Expand chart
Data: United Nations, World Population Prospects; Chart: Andrew Witherspoon / Axios

All of which is to say there is good reason for the development of elderly care robots. Many robot companies are focusing on just this area of development. Among them is iRobots, the makers of the Roomba robot vacuum. Watch this video of iRobots CEO Colin Angle, speaking to Axios about how the elderly can "age gracefully in place."

What can robots do? Either now or soon they will be able to:

  • Take grocery orders and pick them up
  • Keep the house tidy
  • Check vital statistics and report when things go wrong
  • Provide company of a sort
  • Supply chauffeur services

Go deeper

Trump political team disavows "Patriot Party" groups

Marine One carries President Trump away from the White House on Inauguration Day. Photo: Patrick Smith/Getty Images

Donald Trump's still-active presidential campaign committee officially disavowed political groups affiliated with the nascent "Patriot Party" on Monday.

Why it matters: Trump briefly floated the possibility of creating a new political party to compete with the GOP — with him at the helm.

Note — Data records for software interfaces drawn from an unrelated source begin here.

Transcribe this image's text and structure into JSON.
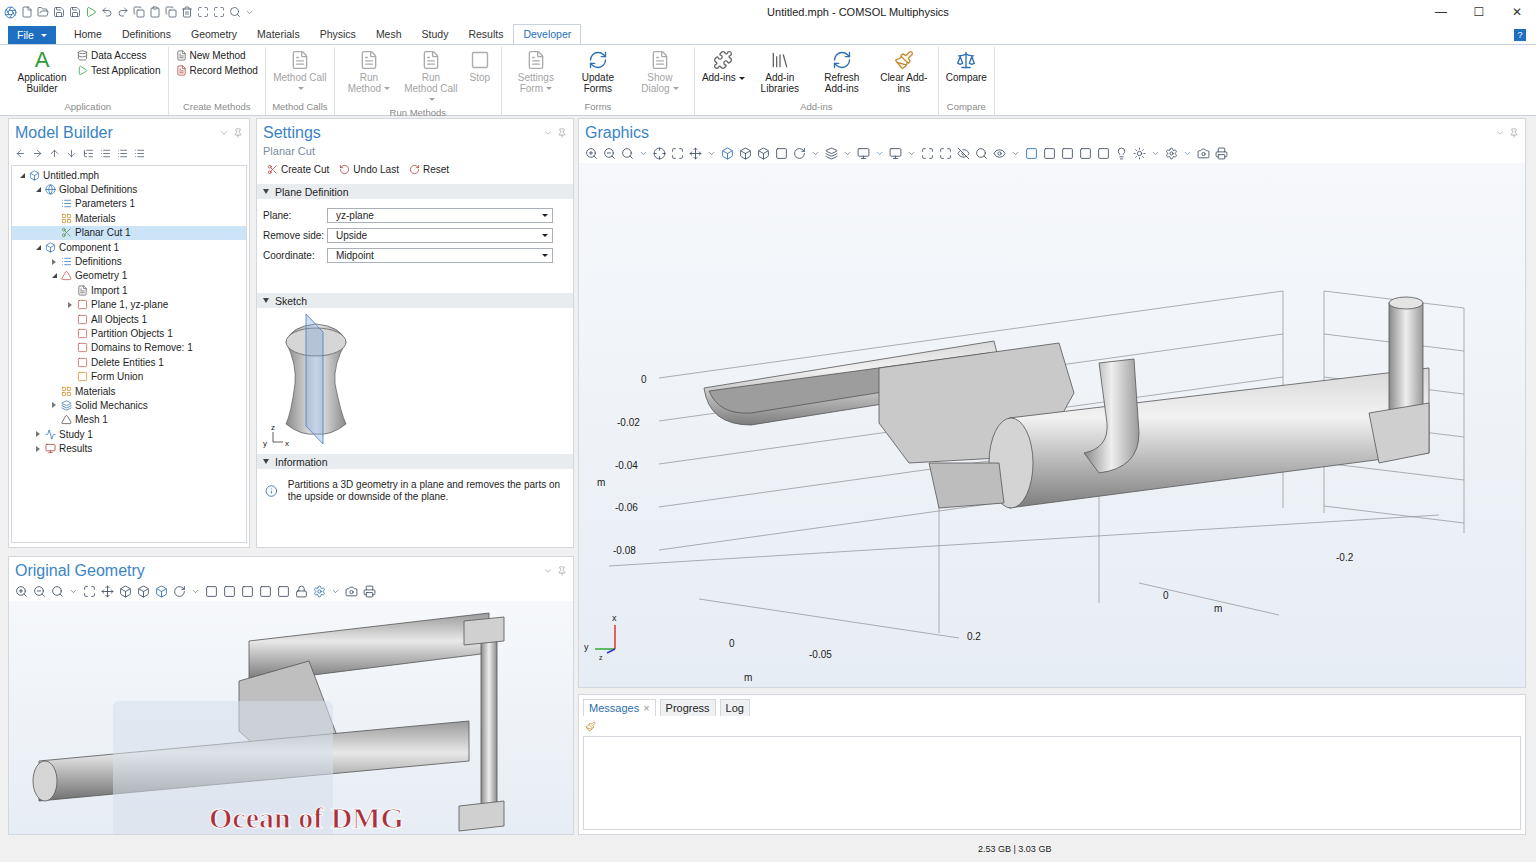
{
  "window": {
    "title": "Untitled.mph - COMSOL Multiphysics",
    "controls": [
      "—",
      "☐",
      "✕"
    ]
  },
  "ribbon_tabs": [
    {
      "label": "File",
      "kind": "menu",
      "selected": false
    },
    {
      "label": "Home",
      "kind": "tab",
      "selected": false
    },
    {
      "label": "Definitions",
      "kind": "tab",
      "selected": false
    },
    {
      "label": "Geometry",
      "kind": "tab",
      "selected": false
    },
    {
      "label": "Materials",
      "kind": "tab",
      "selected": false
    },
    {
      "label": "Physics",
      "kind": "tab",
      "selected": false
    },
    {
      "label": "Mesh",
      "kind": "tab",
      "selected": false
    },
    {
      "label": "Study",
      "kind": "tab",
      "selected": false
    },
    {
      "label": "Results",
      "kind": "tab",
      "selected": false
    },
    {
      "label": "Developer",
      "kind": "tab",
      "selected": true
    }
  ],
  "help": "?",
  "ribbon_groups": [
    {
      "label": "Application",
      "items": [
        {
          "label": "Application Builder",
          "kind": "large",
          "glyph": "A",
          "disabled": false,
          "dropdown": false
        },
        {
          "label": "Data Access",
          "kind": "small",
          "disabled": false,
          "dropdown": false
        },
        {
          "label": "Test Application",
          "kind": "small",
          "disabled": false,
          "dropdown": false
        }
      ]
    },
    {
      "label": "Create Methods",
      "items": [
        {
          "label": "New Method",
          "kind": "small",
          "disabled": false,
          "dropdown": false
        },
        {
          "label": "Record Method",
          "kind": "small",
          "disabled": false,
          "dropdown": false
        }
      ]
    },
    {
      "label": "Method Calls",
      "items": [
        {
          "label": "Method Call",
          "kind": "large",
          "disabled": true,
          "dropdown": true
        }
      ]
    },
    {
      "label": "Run Methods",
      "items": [
        {
          "label": "Run Method",
          "kind": "large",
          "disabled": true,
          "dropdown": true
        },
        {
          "label": "Run Method Call",
          "kind": "large",
          "disabled": true,
          "dropdown": true
        },
        {
          "label": "Stop",
          "kind": "large",
          "disabled": true,
          "dropdown": false
        }
      ]
    },
    {
      "label": "Forms",
      "items": [
        {
          "label": "Settings Form",
          "kind": "large",
          "disabled": true,
          "dropdown": true
        },
        {
          "label": "Update Forms",
          "kind": "large",
          "disabled": false,
          "dropdown": false
        },
        {
          "label": "Show Dialog",
          "kind": "large",
          "disabled": true,
          "dropdown": true
        }
      ]
    },
    {
      "label": "Add-ins",
      "items": [
        {
          "label": "Add-ins",
          "kind": "large",
          "disabled": false,
          "dropdown": true
        },
        {
          "label": "Add-in Libraries",
          "kind": "large",
          "disabled": false,
          "dropdown": false
        },
        {
          "label": "Refresh Add-ins",
          "kind": "large",
          "disabled": false,
          "dropdown": false
        },
        {
          "label": "Clear Add-ins",
          "kind": "large",
          "disabled": false,
          "dropdown": false
        }
      ]
    },
    {
      "label": "Compare",
      "items": [
        {
          "label": "Compare",
          "kind": "large",
          "disabled": false,
          "dropdown": false
        }
      ]
    }
  ],
  "model_builder": {
    "title": "Model Builder",
    "tree": [
      {
        "label": "Untitled.mph",
        "level": 0,
        "kind": "expanded",
        "selected": false
      },
      {
        "label": "Global Definitions",
        "level": 1,
        "kind": "expanded",
        "selected": false
      },
      {
        "label": "Parameters 1",
        "level": 2,
        "kind": "leaf",
        "selected": false
      },
      {
        "label": "Materials",
        "level": 2,
        "kind": "leaf",
        "selected": false
      },
      {
        "label": "Planar Cut 1",
        "level": 2,
        "kind": "leaf",
        "selected": true
      },
      {
        "label": "Component 1",
        "level": 1,
        "kind": "expanded",
        "selected": false
      },
      {
        "label": "Definitions",
        "level": 2,
        "kind": "collapsed",
        "selected": false
      },
      {
        "label": "Geometry 1",
        "level": 2,
        "kind": "expanded",
        "selected": false
      },
      {
        "label": "Import 1",
        "level": 3,
        "kind": "leaf",
        "selected": false
      },
      {
        "label": "Plane 1, yz-plane",
        "level": 3,
        "kind": "collapsed",
        "selected": false
      },
      {
        "label": "All Objects 1",
        "level": 3,
        "kind": "leaf",
        "selected": false
      },
      {
        "label": "Partition Objects 1",
        "level": 3,
        "kind": "leaf",
        "selected": false
      },
      {
        "label": "Domains to Remove: 1",
        "level": 3,
        "kind": "leaf",
        "selected": false
      },
      {
        "label": "Delete Entities 1",
        "level": 3,
        "kind": "leaf",
        "selected": false
      },
      {
        "label": "Form Union",
        "level": 3,
        "kind": "leaf",
        "selected": false
      },
      {
        "label": "Materials",
        "level": 2,
        "kind": "leaf",
        "selected": false
      },
      {
        "label": "Solid Mechanics",
        "level": 2,
        "kind": "collapsed",
        "selected": false
      },
      {
        "label": "Mesh 1",
        "level": 2,
        "kind": "leaf",
        "selected": false
      },
      {
        "label": "Study 1",
        "level": 1,
        "kind": "collapsed",
        "selected": false
      },
      {
        "label": "Results",
        "level": 1,
        "kind": "collapsed",
        "selected": false
      }
    ]
  },
  "settings": {
    "title": "Settings",
    "subtitle": "Planar Cut",
    "actions": [
      "Create Cut",
      "Undo Last",
      "Reset"
    ],
    "plane_definition": {
      "title": "Plane Definition",
      "expanded": true,
      "fields": [
        {
          "label": "Plane:",
          "value": "yz-plane"
        },
        {
          "label": "Remove side:",
          "value": "Upside"
        },
        {
          "label": "Coordinate:",
          "value": "Midpoint"
        }
      ]
    },
    "sketch": {
      "title": "Sketch",
      "expanded": true,
      "axes": [
        "z",
        "y",
        "x"
      ]
    },
    "information": {
      "title": "Information",
      "expanded": true,
      "text": "Partitions a 3D geometry in a plane and removes the parts on the upside or downside of the plane."
    }
  },
  "graphics": {
    "title": "Graphics",
    "axis_labels": [
      "0",
      "-0.02",
      "-0.04",
      "-0.06",
      "-0.08",
      "m",
      "-0.2",
      "0",
      "m",
      "0.2",
      "0",
      "-0.05",
      "m"
    ],
    "triad": [
      "x",
      "y",
      "z"
    ]
  },
  "messages": {
    "tabs": [
      {
        "label": "Messages",
        "selected": true,
        "closable": true
      },
      {
        "label": "Progress",
        "selected": false,
        "closable": false
      },
      {
        "label": "Log",
        "selected": false,
        "closable": false
      }
    ],
    "close": "×"
  },
  "original_geometry": {
    "title": "Original Geometry",
    "watermark": "Ocean of DMG"
  },
  "status_bar": {
    "memory": "2.53 GB | 3.03 GB"
  }
}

But others have formed their own "Patriot Party" entities during the past week, and Trump's team wants to make clear it has nothing to do with them.

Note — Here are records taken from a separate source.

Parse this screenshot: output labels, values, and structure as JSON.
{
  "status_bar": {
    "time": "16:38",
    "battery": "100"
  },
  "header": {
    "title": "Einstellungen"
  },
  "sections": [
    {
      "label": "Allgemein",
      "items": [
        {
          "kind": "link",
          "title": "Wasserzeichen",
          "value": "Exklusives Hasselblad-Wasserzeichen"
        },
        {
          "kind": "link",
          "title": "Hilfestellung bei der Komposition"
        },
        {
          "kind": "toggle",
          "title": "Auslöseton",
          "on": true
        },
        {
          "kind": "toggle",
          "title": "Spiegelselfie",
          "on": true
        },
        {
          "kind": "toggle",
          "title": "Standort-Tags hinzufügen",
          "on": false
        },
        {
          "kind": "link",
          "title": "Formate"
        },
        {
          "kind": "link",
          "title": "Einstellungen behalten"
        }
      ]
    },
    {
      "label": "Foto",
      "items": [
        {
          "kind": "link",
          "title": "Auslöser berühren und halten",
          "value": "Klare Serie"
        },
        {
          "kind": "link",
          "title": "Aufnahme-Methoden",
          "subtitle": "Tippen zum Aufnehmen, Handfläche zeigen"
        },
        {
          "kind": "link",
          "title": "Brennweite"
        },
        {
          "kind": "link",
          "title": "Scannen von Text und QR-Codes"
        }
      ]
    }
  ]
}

DOJ watchdog to probe whether officials sought to alter election results

Donald and Melania Trump exit Air Force One in West Palm Beach, Fla., on Jan. 20. Photo: Alex Edelman/AFP via Getty Images

The Justice Department's inspector general will investigate whether any current or former DOJ officials "engaged in an improper attempt to have DOJ seek to alter the outcome" of the 2020 election, the agency announced Monday.

Driving the news: The investigation comes in the wake of a New York Times report that alleged Jeffrey Clark, the head of DOJ's civil division, had plotted with President Trump to oust acting Attorney General Jeffery Rosen in a scheme to overturn the election results in Georgia.